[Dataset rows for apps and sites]

--------------------------------------------------

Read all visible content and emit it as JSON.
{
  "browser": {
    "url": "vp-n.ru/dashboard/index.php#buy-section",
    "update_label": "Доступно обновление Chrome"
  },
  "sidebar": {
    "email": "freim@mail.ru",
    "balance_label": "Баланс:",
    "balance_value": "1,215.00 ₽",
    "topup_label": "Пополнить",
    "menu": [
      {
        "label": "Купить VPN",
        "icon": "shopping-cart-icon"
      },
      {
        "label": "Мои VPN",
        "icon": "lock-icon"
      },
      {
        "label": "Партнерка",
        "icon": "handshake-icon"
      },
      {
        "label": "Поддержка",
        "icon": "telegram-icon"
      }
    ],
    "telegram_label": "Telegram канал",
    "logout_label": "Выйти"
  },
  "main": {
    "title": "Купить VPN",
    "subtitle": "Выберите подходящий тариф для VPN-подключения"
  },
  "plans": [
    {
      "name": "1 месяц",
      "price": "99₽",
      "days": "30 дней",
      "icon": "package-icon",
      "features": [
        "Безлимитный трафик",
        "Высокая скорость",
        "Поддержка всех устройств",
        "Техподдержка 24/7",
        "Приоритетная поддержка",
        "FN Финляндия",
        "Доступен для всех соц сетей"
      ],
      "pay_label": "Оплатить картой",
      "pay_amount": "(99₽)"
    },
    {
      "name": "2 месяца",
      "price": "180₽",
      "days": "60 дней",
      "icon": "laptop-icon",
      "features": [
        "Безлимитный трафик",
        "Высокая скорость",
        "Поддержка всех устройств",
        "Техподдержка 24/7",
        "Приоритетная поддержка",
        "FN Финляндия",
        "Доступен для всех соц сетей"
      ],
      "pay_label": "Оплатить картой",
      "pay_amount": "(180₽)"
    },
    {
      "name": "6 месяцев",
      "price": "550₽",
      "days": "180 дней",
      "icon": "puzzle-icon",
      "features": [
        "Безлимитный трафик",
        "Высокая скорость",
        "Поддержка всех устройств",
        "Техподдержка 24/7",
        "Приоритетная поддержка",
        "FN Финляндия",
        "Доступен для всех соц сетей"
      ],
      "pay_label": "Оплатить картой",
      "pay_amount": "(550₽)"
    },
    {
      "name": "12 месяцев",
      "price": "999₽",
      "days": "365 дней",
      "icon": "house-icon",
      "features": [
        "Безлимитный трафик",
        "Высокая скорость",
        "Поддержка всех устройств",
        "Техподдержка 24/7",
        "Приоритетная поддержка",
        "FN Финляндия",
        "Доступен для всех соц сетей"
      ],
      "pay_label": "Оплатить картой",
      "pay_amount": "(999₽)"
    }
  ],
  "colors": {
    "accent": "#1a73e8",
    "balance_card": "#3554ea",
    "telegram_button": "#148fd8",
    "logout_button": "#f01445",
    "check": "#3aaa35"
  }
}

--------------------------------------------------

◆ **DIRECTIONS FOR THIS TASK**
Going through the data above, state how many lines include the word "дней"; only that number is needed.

◆ **EXERCISE RESPONSE**
4